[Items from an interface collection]
---*---

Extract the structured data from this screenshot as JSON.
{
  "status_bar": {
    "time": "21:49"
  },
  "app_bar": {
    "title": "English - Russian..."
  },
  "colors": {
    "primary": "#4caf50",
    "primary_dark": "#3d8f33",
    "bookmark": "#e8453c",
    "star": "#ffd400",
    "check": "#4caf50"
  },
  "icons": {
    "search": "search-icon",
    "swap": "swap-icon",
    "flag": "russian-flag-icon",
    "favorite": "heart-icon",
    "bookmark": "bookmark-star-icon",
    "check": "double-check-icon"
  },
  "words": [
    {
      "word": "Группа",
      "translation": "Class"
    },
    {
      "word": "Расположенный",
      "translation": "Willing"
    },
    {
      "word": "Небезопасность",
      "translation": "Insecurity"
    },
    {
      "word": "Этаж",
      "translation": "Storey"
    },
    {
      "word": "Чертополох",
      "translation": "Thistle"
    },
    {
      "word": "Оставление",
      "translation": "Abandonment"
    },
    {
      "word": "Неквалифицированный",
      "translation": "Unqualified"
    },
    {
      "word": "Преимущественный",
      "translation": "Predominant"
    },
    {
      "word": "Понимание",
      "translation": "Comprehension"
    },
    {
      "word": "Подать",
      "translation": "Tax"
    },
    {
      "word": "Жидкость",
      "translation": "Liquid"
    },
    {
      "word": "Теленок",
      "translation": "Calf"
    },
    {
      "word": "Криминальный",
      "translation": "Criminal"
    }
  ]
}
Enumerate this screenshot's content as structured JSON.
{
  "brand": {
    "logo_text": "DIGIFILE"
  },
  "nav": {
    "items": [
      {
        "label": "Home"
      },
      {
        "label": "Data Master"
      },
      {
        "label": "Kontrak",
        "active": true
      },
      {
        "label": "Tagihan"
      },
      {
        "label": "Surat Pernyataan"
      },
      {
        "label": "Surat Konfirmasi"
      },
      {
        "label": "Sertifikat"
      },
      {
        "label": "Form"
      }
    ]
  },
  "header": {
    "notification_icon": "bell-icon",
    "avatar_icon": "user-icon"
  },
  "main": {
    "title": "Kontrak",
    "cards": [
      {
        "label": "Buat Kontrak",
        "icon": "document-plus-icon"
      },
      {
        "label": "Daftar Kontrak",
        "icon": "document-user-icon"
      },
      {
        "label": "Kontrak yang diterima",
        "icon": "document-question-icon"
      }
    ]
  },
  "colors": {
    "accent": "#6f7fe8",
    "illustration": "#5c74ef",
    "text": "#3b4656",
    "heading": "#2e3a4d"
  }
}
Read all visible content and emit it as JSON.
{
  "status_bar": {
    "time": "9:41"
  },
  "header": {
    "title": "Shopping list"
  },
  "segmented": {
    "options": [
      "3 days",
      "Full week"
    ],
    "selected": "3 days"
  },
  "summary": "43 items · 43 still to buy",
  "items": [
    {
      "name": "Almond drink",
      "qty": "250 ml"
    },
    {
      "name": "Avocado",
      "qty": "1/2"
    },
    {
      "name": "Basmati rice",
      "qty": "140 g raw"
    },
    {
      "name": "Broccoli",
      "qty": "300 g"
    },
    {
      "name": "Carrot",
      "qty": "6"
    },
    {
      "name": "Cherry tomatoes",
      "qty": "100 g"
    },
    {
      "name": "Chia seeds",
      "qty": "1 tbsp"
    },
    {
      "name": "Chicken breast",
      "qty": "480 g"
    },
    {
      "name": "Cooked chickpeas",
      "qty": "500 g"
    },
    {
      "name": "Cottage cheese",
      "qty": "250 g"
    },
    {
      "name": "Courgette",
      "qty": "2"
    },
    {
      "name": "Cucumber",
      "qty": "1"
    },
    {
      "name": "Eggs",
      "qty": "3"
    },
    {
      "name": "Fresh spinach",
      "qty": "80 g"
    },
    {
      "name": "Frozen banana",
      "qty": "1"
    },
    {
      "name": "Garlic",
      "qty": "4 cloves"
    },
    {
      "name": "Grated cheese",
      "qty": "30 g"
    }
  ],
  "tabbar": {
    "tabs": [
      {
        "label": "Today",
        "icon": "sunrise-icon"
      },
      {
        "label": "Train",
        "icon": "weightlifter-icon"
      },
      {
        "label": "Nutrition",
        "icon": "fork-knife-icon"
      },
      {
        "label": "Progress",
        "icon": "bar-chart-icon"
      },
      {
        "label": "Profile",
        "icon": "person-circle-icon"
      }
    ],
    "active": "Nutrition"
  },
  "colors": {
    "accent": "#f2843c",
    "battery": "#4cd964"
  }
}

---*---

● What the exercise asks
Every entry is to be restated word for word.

● Solution
Extract the structured data from this screenshot as JSON.
{
  "status_bar": {
    "time": "21:49"
  },
  "app_bar": {
    "title": "English - Russian..."
  },
  "colors": {
    "primary": "#4caf50",
    "primary_dark": "#3d8f33",
    "bookmark": "#e8453c",
    "star": "#ffd400",
    "check": "#4caf50"
  },
  "icons": {
    "search": "search-icon",
    "swap": "swap-icon",
    "flag": "russian-flag-icon",
    "favorite": "heart-icon",
    "bookmark": "bookmark-star-icon",
    "check": "double-check-icon"
  },
  "words": [
    {
      "word": "Группа",
      "translation": "Class"
    },
    {
      "word": "Расположенный",
      "translation": "Willing"
    },
    {
      "word": "Небезопасность",
      "translation": "Insecurity"
    },
    {
      "word": "Этаж",
      "translation": "Storey"
    },
    {
      "word": "Чертополох",
      "translation": "Thistle"
    },
    {
      "word": "Оставление",
      "translation": "Abandonment"
    },
    {
      "word": "Неквалифицированный",
      "translation": "Unqualified"
    },
    {
      "word": "Преимущественный",
      "translation": "Predominant"
    },
    {
      "word": "Понимание",
      "translation": "Comprehension"
    },
    {
      "word": "Подать",
      "translation": "Tax"
    },
    {
      "word": "Жидкость",
      "translation": "Liquid"
    },
    {
      "word": "Теленок",
      "translation": "Calf"
    },
    {
      "word": "Криминальный",
      "translation": "Criminal"
    }
  ]
}
Enumerate this screenshot's content as structured JSON.
{
  "brand": {
    "logo_text": "DIGIFILE"
  },
  "nav": {
    "items": [
      {
        "label": "Home"
      },
      {
        "label": "Data Master"
      },
      {
        "label": "Kontrak",
        "active": true
      },
      {
        "label": "Tagihan"
      },
      {
        "label": "Surat Pernyataan"
      },
      {
        "label": "Surat Konfirmasi"
      },
      {
        "label": "Sertifikat"
      },
      {
        "label": "Form"
      }
    ]
  },
  "header": {
    "notification_icon": "bell-icon",
    "avatar_icon": "user-icon"
  },
  "main": {
    "title": "Kontrak",
    "cards": [
      {
        "label": "Buat Kontrak",
        "icon": "document-plus-icon"
      },
      {
        "label": "Daftar Kontrak",
        "icon": "document-user-icon"
      },
      {
        "label": "Kontrak yang diterima",
        "icon": "document-question-icon"
      }
    ]
  },
  "colors": {
    "accent": "#6f7fe8",
    "illustration": "#5c74ef",
    "text": "#3b4656",
    "heading": "#2e3a4d"
  }
}
Read all visible content and emit it as JSON.
{
  "status_bar": {
    "time": "9:41"
  },
  "header": {
    "title": "Shopping list"
  },
  "segmented": {
    "options": [
      "3 days",
      "Full week"
    ],
    "selected": "3 days"
  },
  "summary": "43 items · 43 still to buy",
  "items": [
    {
      "name": "Almond drink",
      "qty": "250 ml"
    },
    {
      "name": "Avocado",
      "qty": "1/2"
    },
    {
      "name": "Basmati rice",
      "qty": "140 g raw"
    },
    {
      "name": "Broccoli",
      "qty": "300 g"
    },
    {
      "name": "Carrot",
      "qty": "6"
    },
    {
      "name": "Cherry tomatoes",
      "qty": "100 g"
    },
    {
      "name": "Chia seeds",
      "qty": "1 tbsp"
    },
    {
      "name": "Chicken breast",
      "qty": "480 g"
    },
    {
      "name": "Cooked chickpeas",
      "qty": "500 g"
    },
    {
      "name": "Cottage cheese",
      "qty": "250 g"
    },
    {
      "name": "Courgette",
      "qty": "2"
    },
    {
      "name": "Cucumber",
      "qty": "1"
    },
    {
      "name": "Eggs",
      "qty": "3"
    },
    {
      "name": "Fresh spinach",
      "qty": "80 g"
    },
    {
      "name": "Frozen banana",
      "qty": "1"
    },
    {
      "name": "Garlic",
      "qty": "4 cloves"
    },
    {
      "name": "Grated cheese",
      "qty": "30 g"
    }
  ],
  "tabbar": {
    "tabs": [
      {
        "label": "Today",
        "icon": "sunrise-icon"
      },
      {
        "label": "Train",
        "icon": "weightlifter-icon"
      },
      {
        "label": "Nutrition",
        "icon": "fork-knife-icon"
      },
      {
        "label": "Progress",
        "icon": "bar-chart-icon"
      },
      {
        "label": "Profile",
        "icon": "person-circle-icon"
      }
    ],
    "active": "Nutrition"
  },
  "colors": {
    "accent": "#f2843c",
    "battery": "#4cd964"
  }
}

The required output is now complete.